"The problem with them waiting, however, is that if & when I win, the deal that they get will be much tougher than what we are negotiating now...or no deal at all," he added. "We have all the cards, our past leaders never got it!" 

U.S. Trade Representative Robert LighthizerRobert (Bob) Emmet LighthizerGOP senator warns quick vote on new NAFTA would be 'huge mistake' Pelosi casts doubt on USMCA deal in 2019 Pelosi sounds hopeful on new NAFTA deal despite tensions with White House MORE and Treasury Secretary Steven MnuchinSteven Terner MnuchinSecurity for Trump's Mar-a-Lago visits cost local taxpayers million On The Money — Presented by Wells Fargo — Senate approves Trump trade deal with Canada, Mexico | Senate Dems launch probe into Trump tax law regulations | Trump announces Fed nominees Senate Democrats launch investigation into Trump tax law regulations MORE were scheduled to go to China on Tuesday to meet with Vice Premier Liu He.

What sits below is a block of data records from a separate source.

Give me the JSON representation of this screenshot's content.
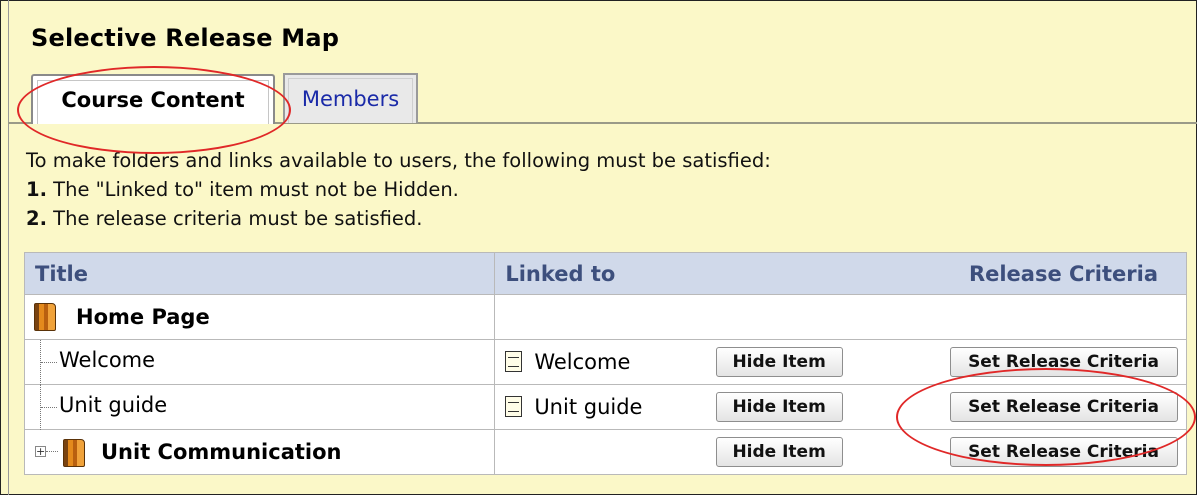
{
  "page": {
    "title": "Selective Release Map"
  },
  "tabs": [
    {
      "label": "Course Content",
      "active": true
    },
    {
      "label": "Members",
      "active": false
    }
  ],
  "instructions": {
    "intro": "To make folders and links available to users, the following must be satisfied:",
    "rule1_num": "1.",
    "rule1_text": " The \"Linked to\" item must not be Hidden.",
    "rule2_num": "2.",
    "rule2_text": " The release criteria must be satisfied."
  },
  "table": {
    "headers": {
      "title": "Title",
      "linked_to": "Linked to",
      "release": "Release Criteria"
    },
    "rows": [
      {
        "title": "Home Page",
        "icon": "folder-book-icon",
        "linked": "",
        "hide": "",
        "release": ""
      },
      {
        "title": "Welcome",
        "icon": "",
        "linked": "Welcome",
        "linked_icon": "document-icon",
        "hide": "Hide Item",
        "release": "Set Release Criteria"
      },
      {
        "title": "Unit guide",
        "icon": "",
        "linked": "Unit guide",
        "linked_icon": "document-icon",
        "hide": "Hide Item",
        "release": "Set Release Criteria"
      },
      {
        "title": "Unit Communication",
        "icon": "folder-book-icon",
        "expand": "+",
        "linked": "",
        "hide": "Hide Item",
        "release": "Set Release Criteria"
      }
    ]
  },
  "annotations": {
    "highlight_color": "#e02828"
  }
}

After trade negotiations collapsed in May, Trump raised tariffs on $200 billion in Chinese goods and has threatened to impose tariffs on $300 billion in Chinese imports, but has said he will not do so while talks continue. 

The president's tweets also come hours ahead of the second round of Democratic debates.